◆ **TASK BRIEF**: Lines with the string "icon" in the data below: report how many there are, and write nothing but the number.

[PROVIDED INFORMATION — start]

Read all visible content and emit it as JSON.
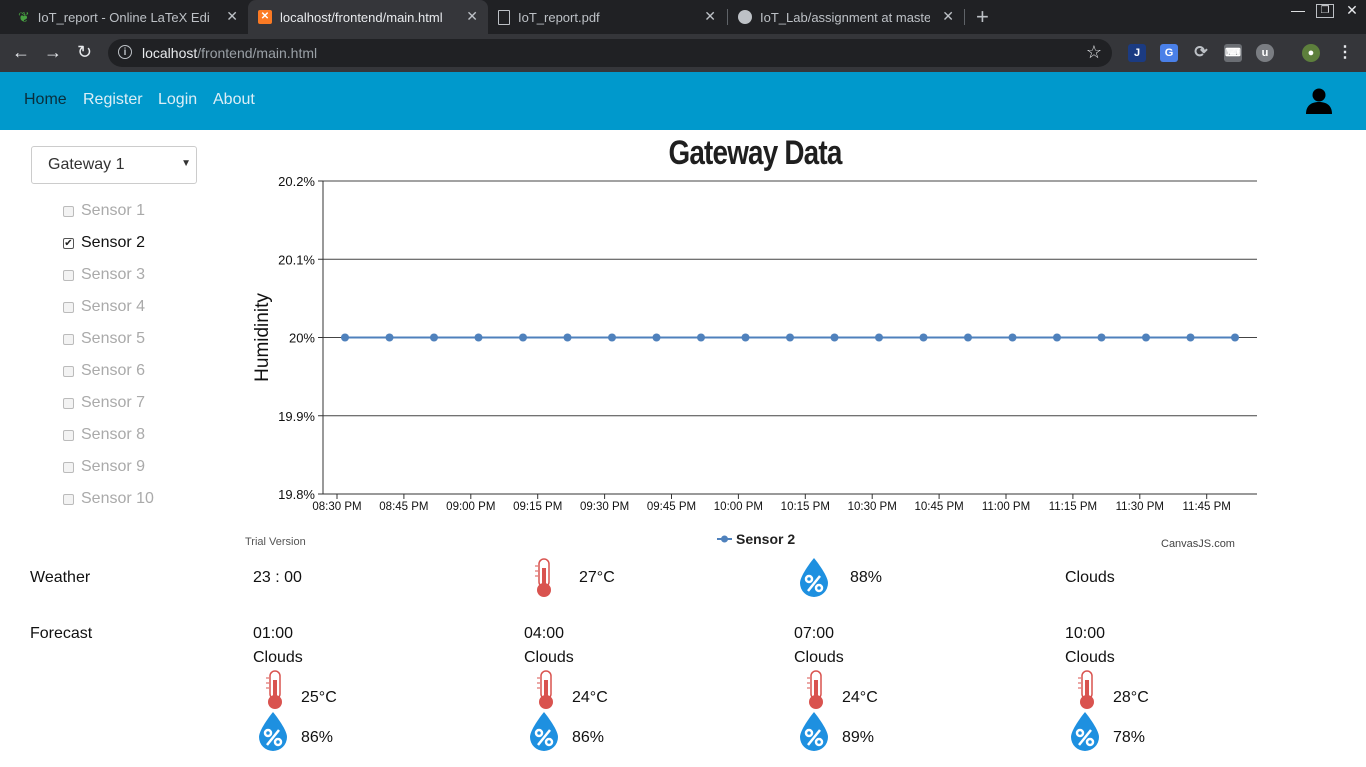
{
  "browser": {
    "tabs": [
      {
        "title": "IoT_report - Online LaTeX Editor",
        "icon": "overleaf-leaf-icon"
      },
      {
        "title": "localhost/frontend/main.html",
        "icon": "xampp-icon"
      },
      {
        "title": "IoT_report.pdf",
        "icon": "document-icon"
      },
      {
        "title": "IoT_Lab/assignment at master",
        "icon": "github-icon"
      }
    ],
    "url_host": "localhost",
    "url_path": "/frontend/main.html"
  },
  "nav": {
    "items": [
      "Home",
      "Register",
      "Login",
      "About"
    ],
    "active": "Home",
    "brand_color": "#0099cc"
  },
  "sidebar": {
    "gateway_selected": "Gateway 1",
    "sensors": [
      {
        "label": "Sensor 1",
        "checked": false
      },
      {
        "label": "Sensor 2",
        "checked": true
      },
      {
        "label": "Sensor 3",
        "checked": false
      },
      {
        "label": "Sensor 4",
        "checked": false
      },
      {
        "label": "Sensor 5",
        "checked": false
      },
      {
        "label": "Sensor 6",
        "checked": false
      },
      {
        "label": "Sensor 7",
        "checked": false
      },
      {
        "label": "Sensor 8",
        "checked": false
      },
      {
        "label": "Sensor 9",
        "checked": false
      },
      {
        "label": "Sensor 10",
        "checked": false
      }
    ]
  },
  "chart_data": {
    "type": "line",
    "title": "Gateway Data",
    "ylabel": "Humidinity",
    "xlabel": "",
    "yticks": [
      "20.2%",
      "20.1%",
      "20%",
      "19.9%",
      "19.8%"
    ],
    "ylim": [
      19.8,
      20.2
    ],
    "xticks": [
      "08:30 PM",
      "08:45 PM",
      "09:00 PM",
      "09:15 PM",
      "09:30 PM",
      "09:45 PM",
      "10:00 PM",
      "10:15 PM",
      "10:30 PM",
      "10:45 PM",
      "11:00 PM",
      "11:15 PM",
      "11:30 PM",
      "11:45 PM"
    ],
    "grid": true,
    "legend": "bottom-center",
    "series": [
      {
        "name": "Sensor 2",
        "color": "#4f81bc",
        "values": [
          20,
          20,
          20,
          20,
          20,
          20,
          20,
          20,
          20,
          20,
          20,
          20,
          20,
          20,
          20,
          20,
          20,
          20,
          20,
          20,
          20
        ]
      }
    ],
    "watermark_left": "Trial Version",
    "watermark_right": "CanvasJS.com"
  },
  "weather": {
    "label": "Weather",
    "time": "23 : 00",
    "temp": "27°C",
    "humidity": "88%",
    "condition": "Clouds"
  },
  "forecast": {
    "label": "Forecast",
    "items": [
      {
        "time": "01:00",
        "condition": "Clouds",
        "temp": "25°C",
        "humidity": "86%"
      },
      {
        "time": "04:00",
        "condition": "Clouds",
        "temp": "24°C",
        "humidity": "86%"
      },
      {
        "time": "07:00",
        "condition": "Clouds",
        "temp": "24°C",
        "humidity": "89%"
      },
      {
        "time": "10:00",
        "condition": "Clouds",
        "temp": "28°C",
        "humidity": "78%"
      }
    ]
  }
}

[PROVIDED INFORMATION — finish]

◆ **ANSWER AREA**: 4